WHAT TO DO
Give the records again in full, exactly as they appear, but without the pictures.

++++++

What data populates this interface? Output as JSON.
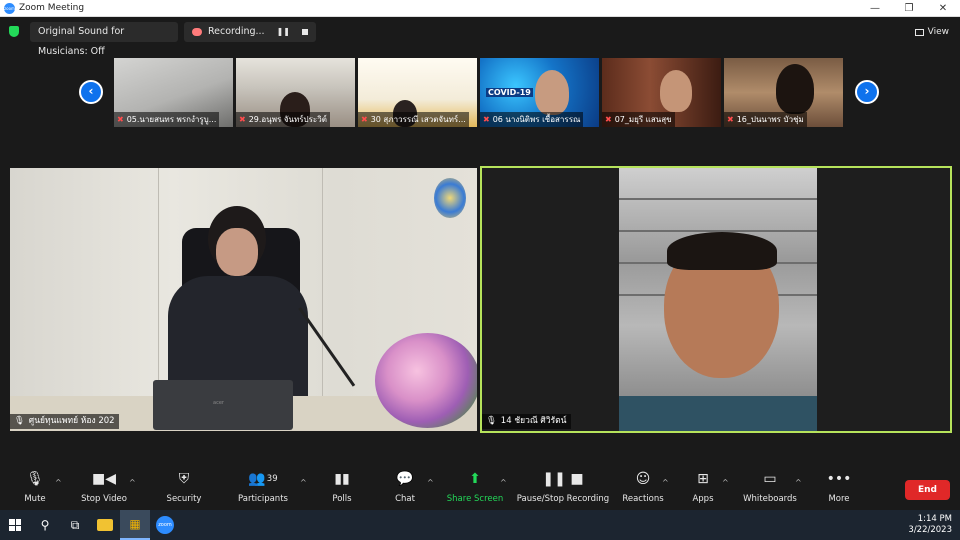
{
  "window": {
    "title": "Zoom Meeting",
    "controls": [
      "—",
      "❐",
      "✕"
    ]
  },
  "topbar": {
    "audio_label": "Original Sound for Musicians: Off",
    "recording_label": "Recording...",
    "view_label": "View"
  },
  "gallery": {
    "prev_arrow": "‹",
    "next_arrow": "›",
    "thumbnails": [
      {
        "name": "05.นายสนทร พรกงำรูบู..."
      },
      {
        "name": "29.อนุพร จันทร์ประวิต์"
      },
      {
        "name": "30 สุภาวรรณี เสวตจันทร์..."
      },
      {
        "name": "06 นางนิติพร เชื้อสารรณ"
      },
      {
        "name": "07_มยุรี แสนสุข"
      },
      {
        "name": "16_ปนนาพร บัวชุ่ม"
      }
    ],
    "covid_label": "COVID-19"
  },
  "main": {
    "left_tile": {
      "name": "ศูนย์ทุนแพทย์ ห้อง 202",
      "laptop_brand": "acer"
    },
    "right_tile": {
      "name": "14 ชัยวณี ศิวิรัตน์"
    }
  },
  "toolbar": {
    "mute": "Mute",
    "stop_video": "Stop Video",
    "security": "Security",
    "participants": "Participants",
    "participants_count": "39",
    "polls": "Polls",
    "chat": "Chat",
    "share_screen": "Share Screen",
    "pause_stop_recording": "Pause/Stop Recording",
    "reactions": "Reactions",
    "apps": "Apps",
    "whiteboards": "Whiteboards",
    "more": "More",
    "end": "End"
  },
  "taskbar": {
    "time": "1:14 PM",
    "date": "3/22/2023"
  },
  "colors": {
    "zoom_blue": "#0e72ed",
    "active_speaker_border": "#b6e35b",
    "share_green": "#23d959",
    "end_red": "#e02828"
  }
}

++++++

RESULT BELOW
What data populates this interface? Output as JSON.
{
  "window": {
    "title": "Zoom Meeting",
    "controls": [
      "—",
      "❐",
      "✕"
    ]
  },
  "topbar": {
    "audio_label": "Original Sound for Musicians: Off",
    "recording_label": "Recording...",
    "view_label": "View"
  },
  "gallery": {
    "prev_arrow": "‹",
    "next_arrow": "›",
    "thumbnails": [
      {
        "name": "05.นายสนทร พรกงำรูบู..."
      },
      {
        "name": "29.อนุพร จันทร์ประวิต์"
      },
      {
        "name": "30 สุภาวรรณี เสวตจันทร์..."
      },
      {
        "name": "06 นางนิติพร เชื้อสารรณ"
      },
      {
        "name": "07_มยุรี แสนสุข"
      },
      {
        "name": "16_ปนนาพร บัวชุ่ม"
      }
    ],
    "covid_label": "COVID-19"
  },
  "main": {
    "left_tile": {
      "name": "ศูนย์ทุนแพทย์ ห้อง 202",
      "laptop_brand": "acer"
    },
    "right_tile": {
      "name": "14 ชัยวณี ศิวิรัตน์"
    }
  },
  "toolbar": {
    "mute": "Mute",
    "stop_video": "Stop Video",
    "security": "Security",
    "participants": "Participants",
    "participants_count": "39",
    "polls": "Polls",
    "chat": "Chat",
    "share_screen": "Share Screen",
    "pause_stop_recording": "Pause/Stop Recording",
    "reactions": "Reactions",
    "apps": "Apps",
    "whiteboards": "Whiteboards",
    "more": "More",
    "end": "End"
  },
  "taskbar": {
    "time": "1:14 PM",
    "date": "3/22/2023"
  },
  "colors": {
    "zoom_blue": "#0e72ed",
    "active_speaker_border": "#b6e35b",
    "share_green": "#23d959",
    "end_red": "#e02828"
  }
}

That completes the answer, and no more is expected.